## INSTRUCTIONS FOR THE TASK
Which lines of the data include the string "circle"? List them all.

## Dataset rows for apps and sites
■ ■ ■

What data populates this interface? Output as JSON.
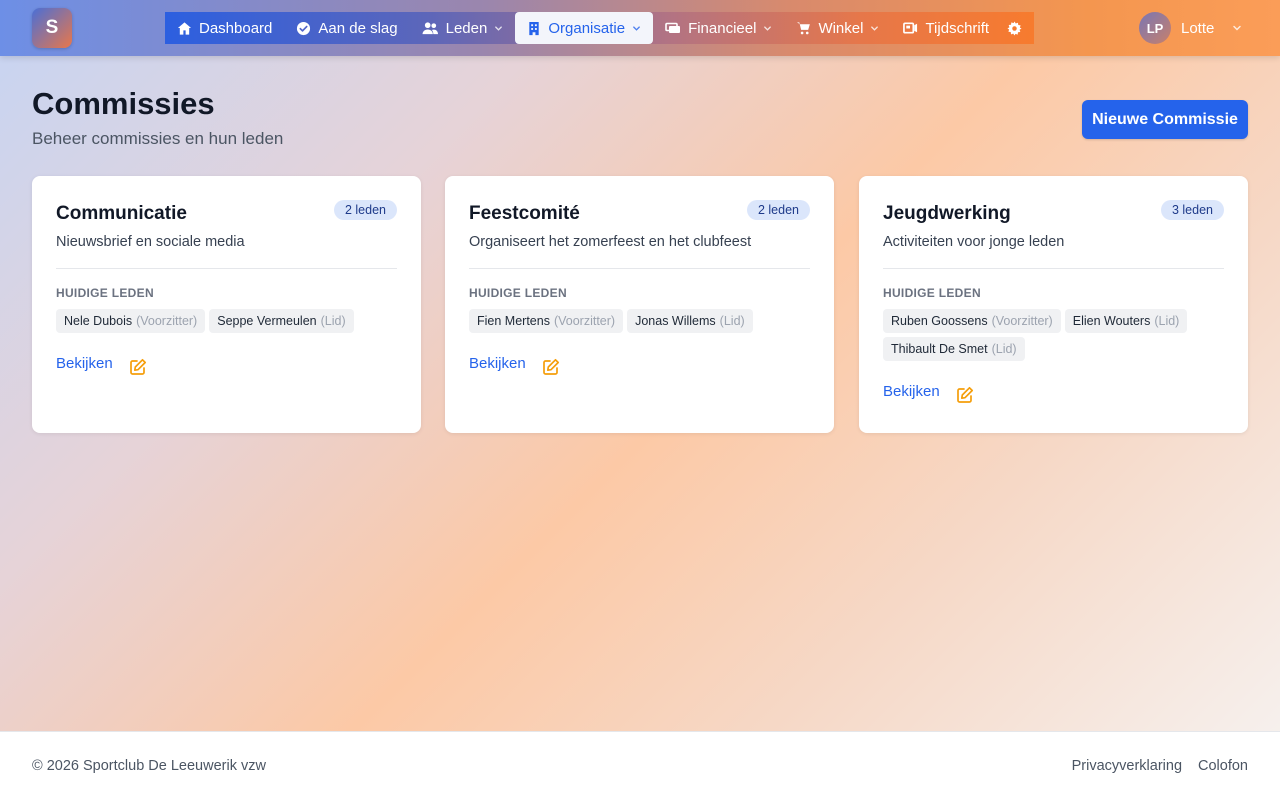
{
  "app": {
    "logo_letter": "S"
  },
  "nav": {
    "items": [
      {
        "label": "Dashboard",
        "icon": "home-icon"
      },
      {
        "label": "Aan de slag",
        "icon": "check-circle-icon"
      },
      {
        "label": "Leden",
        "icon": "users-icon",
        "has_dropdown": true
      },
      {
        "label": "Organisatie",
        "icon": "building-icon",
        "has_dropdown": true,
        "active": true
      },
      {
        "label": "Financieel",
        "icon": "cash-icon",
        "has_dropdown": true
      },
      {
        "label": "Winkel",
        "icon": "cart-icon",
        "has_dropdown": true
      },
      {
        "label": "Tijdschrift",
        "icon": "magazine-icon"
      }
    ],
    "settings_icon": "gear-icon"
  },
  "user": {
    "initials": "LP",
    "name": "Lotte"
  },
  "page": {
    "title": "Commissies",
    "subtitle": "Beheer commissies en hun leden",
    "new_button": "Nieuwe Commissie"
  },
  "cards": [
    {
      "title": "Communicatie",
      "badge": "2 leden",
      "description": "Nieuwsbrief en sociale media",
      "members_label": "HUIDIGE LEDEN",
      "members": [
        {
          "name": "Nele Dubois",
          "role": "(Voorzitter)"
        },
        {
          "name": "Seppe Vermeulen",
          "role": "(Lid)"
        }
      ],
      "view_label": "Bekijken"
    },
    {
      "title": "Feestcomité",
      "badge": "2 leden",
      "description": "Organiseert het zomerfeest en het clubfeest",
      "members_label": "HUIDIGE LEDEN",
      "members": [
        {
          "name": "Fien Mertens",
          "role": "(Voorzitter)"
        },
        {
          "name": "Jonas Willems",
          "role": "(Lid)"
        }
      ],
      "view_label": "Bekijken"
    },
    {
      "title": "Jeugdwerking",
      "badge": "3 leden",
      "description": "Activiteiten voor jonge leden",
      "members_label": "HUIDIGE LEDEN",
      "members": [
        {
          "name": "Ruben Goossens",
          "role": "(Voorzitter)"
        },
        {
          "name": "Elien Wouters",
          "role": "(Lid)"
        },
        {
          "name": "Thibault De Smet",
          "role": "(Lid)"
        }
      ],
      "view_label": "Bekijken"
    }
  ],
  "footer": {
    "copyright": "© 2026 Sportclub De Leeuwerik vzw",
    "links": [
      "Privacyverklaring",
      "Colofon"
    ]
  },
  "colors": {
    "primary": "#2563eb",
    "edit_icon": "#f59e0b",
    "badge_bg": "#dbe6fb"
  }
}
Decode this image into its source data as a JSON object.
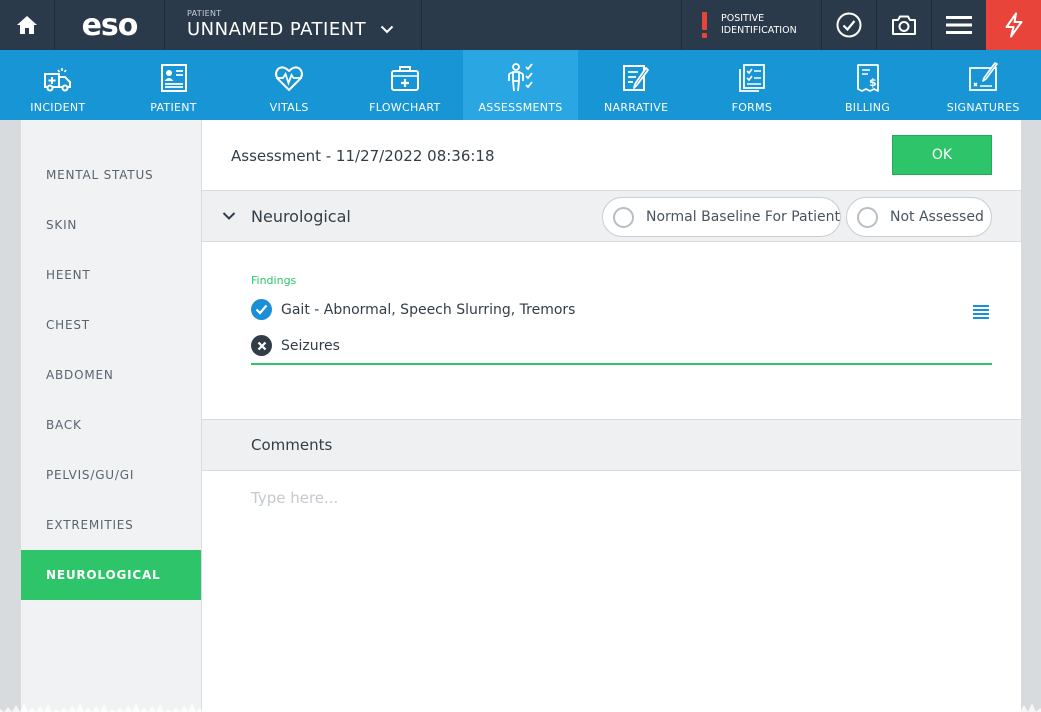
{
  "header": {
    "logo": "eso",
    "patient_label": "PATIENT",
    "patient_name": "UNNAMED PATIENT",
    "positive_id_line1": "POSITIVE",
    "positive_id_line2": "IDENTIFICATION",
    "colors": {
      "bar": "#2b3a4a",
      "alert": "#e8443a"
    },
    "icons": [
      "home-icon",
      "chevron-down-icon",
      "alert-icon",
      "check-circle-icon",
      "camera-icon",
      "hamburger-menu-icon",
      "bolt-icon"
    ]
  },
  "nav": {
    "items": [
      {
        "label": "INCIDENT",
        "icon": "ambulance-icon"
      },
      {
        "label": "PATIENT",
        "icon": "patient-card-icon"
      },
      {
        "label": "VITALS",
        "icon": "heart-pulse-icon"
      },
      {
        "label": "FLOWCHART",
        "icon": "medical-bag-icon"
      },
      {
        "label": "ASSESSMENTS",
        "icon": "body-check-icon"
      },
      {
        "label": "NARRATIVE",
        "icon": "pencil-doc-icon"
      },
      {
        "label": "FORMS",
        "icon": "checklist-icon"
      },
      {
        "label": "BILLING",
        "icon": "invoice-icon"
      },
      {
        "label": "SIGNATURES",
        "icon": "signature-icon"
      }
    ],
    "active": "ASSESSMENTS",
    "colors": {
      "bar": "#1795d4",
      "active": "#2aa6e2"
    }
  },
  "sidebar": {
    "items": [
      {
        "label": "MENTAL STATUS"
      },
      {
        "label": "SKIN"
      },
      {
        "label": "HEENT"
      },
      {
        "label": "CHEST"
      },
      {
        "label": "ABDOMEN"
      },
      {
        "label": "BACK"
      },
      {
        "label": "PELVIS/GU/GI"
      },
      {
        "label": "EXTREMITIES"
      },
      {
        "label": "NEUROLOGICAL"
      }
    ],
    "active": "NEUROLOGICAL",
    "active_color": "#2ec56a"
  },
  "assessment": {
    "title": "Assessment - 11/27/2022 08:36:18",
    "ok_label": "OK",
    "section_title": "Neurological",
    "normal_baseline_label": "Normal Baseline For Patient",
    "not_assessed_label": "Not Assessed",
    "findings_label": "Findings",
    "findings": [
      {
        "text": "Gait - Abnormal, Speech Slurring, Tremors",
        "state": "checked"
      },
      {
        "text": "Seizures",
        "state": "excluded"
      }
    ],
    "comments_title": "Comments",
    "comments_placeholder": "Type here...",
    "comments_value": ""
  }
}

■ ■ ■

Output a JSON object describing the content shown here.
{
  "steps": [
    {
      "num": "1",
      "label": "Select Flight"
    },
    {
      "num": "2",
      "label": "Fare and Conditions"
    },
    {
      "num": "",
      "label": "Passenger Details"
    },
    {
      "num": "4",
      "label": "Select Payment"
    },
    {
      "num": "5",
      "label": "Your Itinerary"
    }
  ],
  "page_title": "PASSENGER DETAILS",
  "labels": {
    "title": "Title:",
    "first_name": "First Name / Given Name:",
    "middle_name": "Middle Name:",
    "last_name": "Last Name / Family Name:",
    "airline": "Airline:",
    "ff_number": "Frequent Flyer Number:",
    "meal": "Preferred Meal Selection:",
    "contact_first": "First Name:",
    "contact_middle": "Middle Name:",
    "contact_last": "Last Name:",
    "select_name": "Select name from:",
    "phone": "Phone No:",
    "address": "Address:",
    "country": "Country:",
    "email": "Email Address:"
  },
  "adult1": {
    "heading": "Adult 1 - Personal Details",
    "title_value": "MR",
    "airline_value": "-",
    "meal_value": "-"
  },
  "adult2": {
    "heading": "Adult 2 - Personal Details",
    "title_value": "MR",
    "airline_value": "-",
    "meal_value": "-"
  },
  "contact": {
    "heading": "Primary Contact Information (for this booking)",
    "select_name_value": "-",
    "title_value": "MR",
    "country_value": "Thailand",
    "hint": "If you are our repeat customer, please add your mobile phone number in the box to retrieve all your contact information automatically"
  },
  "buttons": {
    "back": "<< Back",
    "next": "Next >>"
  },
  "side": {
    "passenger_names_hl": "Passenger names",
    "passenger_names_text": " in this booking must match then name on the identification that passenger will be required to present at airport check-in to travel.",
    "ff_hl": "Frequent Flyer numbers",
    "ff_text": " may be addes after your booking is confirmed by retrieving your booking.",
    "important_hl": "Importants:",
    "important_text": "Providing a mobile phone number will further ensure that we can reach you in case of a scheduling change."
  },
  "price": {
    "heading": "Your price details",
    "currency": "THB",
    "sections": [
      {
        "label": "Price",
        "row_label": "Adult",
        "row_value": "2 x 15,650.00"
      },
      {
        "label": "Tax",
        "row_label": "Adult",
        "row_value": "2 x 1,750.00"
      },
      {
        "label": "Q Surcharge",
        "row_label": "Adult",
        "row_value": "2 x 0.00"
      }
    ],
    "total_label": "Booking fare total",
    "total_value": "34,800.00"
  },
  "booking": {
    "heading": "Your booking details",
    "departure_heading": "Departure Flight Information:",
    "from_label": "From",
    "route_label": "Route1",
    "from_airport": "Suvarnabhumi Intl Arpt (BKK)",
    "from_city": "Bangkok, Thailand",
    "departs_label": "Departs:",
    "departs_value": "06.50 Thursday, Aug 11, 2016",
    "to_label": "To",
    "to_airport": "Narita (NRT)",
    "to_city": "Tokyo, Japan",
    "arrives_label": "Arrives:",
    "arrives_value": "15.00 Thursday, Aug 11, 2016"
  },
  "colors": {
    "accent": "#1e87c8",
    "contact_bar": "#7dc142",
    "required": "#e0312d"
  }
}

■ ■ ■

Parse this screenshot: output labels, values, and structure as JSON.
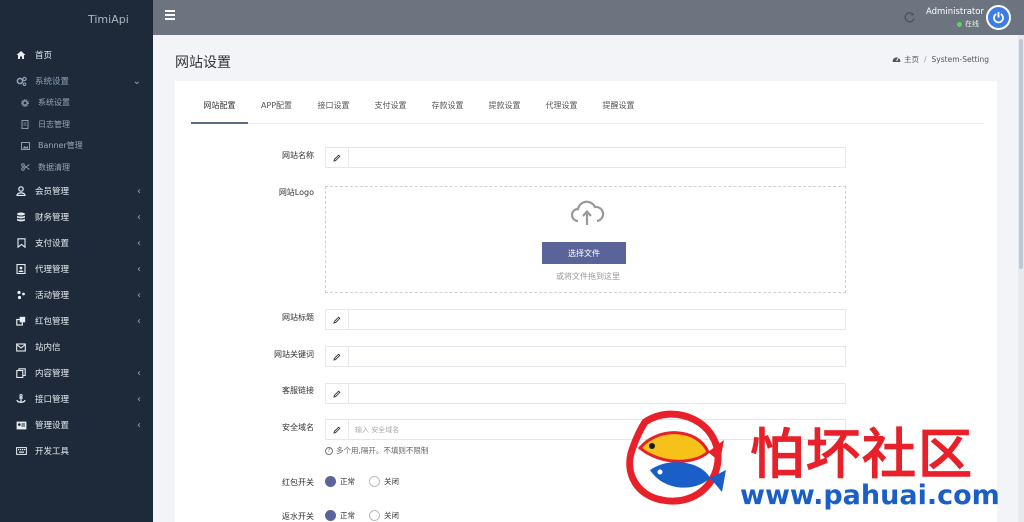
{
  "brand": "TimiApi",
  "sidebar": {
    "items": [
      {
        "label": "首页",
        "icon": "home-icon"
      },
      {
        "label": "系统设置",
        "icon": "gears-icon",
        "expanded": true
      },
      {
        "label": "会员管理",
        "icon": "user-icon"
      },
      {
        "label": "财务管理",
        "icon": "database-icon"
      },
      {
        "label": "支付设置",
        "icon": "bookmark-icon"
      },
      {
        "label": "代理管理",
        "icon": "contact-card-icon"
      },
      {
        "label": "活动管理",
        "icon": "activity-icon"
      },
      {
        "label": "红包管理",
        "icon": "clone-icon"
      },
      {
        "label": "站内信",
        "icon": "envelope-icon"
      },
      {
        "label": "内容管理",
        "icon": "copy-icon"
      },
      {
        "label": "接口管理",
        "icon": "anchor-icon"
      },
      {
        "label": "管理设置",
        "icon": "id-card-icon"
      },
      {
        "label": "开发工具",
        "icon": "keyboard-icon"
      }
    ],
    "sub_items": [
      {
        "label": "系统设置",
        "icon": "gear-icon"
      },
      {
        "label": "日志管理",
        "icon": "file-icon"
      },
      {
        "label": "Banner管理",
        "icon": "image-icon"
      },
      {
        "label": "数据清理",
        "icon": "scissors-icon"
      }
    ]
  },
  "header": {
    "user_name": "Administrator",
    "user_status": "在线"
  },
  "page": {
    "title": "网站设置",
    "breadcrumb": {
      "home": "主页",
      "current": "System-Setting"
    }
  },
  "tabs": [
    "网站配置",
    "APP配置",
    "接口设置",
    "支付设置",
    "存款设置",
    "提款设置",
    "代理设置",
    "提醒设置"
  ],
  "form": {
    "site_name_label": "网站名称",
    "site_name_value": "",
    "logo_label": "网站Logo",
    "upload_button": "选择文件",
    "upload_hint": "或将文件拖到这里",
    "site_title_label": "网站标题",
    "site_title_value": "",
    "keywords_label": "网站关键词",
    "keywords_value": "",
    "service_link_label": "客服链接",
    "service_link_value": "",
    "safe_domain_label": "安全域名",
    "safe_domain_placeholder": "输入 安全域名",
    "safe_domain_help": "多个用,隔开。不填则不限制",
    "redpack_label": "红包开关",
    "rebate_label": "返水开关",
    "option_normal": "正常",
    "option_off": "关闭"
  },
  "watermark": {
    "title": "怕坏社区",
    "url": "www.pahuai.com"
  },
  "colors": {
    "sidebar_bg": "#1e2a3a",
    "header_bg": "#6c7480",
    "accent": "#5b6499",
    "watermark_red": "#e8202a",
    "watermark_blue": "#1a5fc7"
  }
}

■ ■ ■

## FINAL ANSWER
        "icon": "check-circle-icon"
      "check-circle-icon",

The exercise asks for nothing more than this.